A Grape By Any Other Name: Traminer Aromatico & Gewurztraminer

Photograph by Jean Trimbach

Photograph by Jean Trimbach

*A Grape By Any Other Name posts are about exploring different grape varieties known by other names or nicknames, both inside and outside of Italy.

Traminer Aromatico gets its name from the grape Traminer (named after the village of Tramin in Tyrol/Alto Adige).  As the name might suggest, it’s a more “aromatic” mutation of the Traminer grape.  This unique pink-skinned grape is classified as a “grey” grape – meaning it’s somewhere in between a black and white grape varietal.  It’s wines are opulent and intense with a fuller body than might be typical for a lot of other white wines.  Common aromas are exotic lychee, roses, honeysuckle, baking spices, ginger, pear, and sometimes seemingly unusual descriptors like “old lady perfume”.  It can make dry, medium-sweet wines, and rich dessert wines. Italian Traminer Aromatico wines tend to be on the drier side and almost “hoppy” in flavors and aromas.

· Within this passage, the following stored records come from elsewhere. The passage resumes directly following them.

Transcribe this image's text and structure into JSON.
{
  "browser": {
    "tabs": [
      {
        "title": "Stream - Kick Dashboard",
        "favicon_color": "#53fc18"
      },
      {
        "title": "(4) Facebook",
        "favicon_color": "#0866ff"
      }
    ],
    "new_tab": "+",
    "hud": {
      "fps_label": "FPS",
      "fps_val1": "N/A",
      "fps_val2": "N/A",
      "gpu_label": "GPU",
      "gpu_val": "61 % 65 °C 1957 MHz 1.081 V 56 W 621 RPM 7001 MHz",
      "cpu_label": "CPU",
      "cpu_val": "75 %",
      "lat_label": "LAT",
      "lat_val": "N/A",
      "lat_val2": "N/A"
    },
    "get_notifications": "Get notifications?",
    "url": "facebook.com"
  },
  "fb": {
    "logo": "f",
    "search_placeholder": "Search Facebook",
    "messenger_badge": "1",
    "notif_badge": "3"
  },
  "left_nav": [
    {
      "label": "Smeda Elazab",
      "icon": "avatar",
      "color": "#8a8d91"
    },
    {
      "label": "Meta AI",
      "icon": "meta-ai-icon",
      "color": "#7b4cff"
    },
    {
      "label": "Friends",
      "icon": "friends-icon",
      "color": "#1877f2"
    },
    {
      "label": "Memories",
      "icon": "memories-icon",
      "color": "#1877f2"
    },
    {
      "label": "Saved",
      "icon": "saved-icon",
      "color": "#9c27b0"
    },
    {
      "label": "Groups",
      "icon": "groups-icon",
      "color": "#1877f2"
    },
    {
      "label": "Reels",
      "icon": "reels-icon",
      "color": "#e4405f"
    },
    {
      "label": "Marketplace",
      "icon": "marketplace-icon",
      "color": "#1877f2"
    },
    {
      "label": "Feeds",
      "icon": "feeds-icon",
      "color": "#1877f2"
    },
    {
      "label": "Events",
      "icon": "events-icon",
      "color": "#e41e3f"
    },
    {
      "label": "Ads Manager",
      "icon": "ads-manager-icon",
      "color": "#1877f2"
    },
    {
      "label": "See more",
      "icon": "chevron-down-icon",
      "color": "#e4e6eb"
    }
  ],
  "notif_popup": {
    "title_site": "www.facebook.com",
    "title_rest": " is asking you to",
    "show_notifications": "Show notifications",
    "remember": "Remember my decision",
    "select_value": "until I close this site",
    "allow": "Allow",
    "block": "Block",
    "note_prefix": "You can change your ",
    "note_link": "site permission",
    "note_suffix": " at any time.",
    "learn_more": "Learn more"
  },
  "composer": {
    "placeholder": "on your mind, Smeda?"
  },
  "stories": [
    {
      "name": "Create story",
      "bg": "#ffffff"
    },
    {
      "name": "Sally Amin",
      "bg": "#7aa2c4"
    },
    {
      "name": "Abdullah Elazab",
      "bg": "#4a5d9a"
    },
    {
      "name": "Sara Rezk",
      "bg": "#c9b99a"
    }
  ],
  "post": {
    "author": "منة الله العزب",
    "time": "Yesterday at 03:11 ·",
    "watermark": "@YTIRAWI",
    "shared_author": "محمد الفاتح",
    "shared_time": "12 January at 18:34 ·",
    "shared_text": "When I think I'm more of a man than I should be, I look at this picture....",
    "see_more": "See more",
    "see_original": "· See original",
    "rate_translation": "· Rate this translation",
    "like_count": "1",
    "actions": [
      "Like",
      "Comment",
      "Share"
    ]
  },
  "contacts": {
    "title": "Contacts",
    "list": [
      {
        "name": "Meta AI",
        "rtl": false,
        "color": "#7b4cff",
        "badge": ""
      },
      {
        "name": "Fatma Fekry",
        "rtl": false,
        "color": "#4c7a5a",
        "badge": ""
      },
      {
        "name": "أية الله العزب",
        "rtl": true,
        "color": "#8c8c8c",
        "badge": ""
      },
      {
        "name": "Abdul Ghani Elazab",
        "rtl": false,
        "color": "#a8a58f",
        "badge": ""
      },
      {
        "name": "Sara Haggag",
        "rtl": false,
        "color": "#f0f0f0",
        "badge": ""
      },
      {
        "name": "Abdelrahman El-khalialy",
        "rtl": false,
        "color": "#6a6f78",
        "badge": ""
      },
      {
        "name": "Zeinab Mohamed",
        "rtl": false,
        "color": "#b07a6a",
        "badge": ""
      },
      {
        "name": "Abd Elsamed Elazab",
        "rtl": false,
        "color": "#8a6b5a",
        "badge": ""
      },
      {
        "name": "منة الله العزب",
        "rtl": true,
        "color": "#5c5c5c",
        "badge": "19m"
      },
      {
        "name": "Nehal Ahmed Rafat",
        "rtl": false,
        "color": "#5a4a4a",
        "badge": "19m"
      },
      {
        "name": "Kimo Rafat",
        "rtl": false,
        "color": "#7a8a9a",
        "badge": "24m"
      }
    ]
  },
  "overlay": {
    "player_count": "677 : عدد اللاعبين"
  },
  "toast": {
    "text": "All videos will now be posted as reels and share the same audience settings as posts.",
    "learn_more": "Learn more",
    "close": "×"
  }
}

 Traminer Aromatico has lots of synonyms.

  • Domestically (=in Italy):  Gewurztraminer/Gewürztraminer.  The choice to label the bottle with one of these German or French synonyms might be in part to appeal to the international market because folks are more likely to recognize this wine by a non-Italian name.
  • Internationally (=everywhere else): Gewurztraminer (France/Alsace); Gewürztraminer (Germany, Austria, USA); Tramini (Hungary); Traminac (Slovenia); Drumin, Pinat Cervena, or Liwora (Czech Republic, Slovakia); Rusa (Romania); Mala Dinka (Bulgaria)

Why so many names?
A lot of different areas of Europe (and even as far east as Russia and Ukraine) cultivate and vinify this grape.  The variation in languages is primarily what accounts for the differing names, especially when you consider that a lot of its names literally mean the same thing.  For example, Traminer Aromatico means “Aromatic Traminer” while Gewürztraminer means “Spiced” or “Perfumed” Traminer.

Further, some countries/regions might not differentiate between Traminer and any mutated relative such as Traminer Aromatico/Gewürztraminer.

Some Wines with Traminer Aromatico/Gewürztraminer:

Alsace- Gewurztraminer (France), $-$$$, among some of the most famous examples of this grape Alsatian Gewurztraminers tend to be off-dry, full bodied, with exotic aromas and sometimes savory notes.  Less complex wines offer inexpensive but good value wines.  Grand Cru wines (there are 51) or Vieilles Vignes (=old vines) will cost more but offer a more intense and ageworthy wine.  Also used for sweet wines, look for Vendange Tardive or Sélection de Grains Nobles (SGN for short).

Traminer Aromatico/Gewürztraminer (Italy), $-$$, typically found in Italy’s northeastern regions of Friuli-Venezia Giulia and Alto Adige, these are some of the driest examples of this grape around.  Dry versions are full bodied, deeper colored, and have exotic pear-meets-hops aromas.  Off-dry examples tend to be more complex and offer more exotic fruit flavors. Traminer Aromatico is however decreasingly planted due to its larger success and recognition abroad.

Oregon/Washington State Gewürztraminer (USA), $-$$, America’s Pacific Northwest has in recent years started to gain worldwide attention for some amazing wines.  Riesling is still planted much more then Gewürztraminer, however there are some pretty successful examples of wines that resemble in some ways the Alsatian examples.  

Aubrie Talarico

Advertisements
This entry was posted in A Grape By Any Other Name and tagged , , , , , , , , , , , , , . Bookmark the permalink.

2 Responses to A Grape By Any Other Name: Traminer Aromatico & Gewurztraminer

  1. Pingback: Italian Wine Quiz: #1 | Veni Vidi Vino – Italian Wine and Wine Culture

  2. Pingback: Italian Wine Regions: Abruzzo | Veni Vidi Vino – Italian Wine and Wine Culture

Leave a Reply

Fill in your details below or click an icon to log in:

WordPress.com Logo

You are commenting using your WordPress.com account. Log Out / Change )

Twitter picture

You are commenting using your Twitter account. Log Out / Change )

Facebook photo

You are commenting using your Facebook account. Log Out / Change )

Google+ photo

You are commenting using your Google+ account. Log Out / Change )

Connecting to %s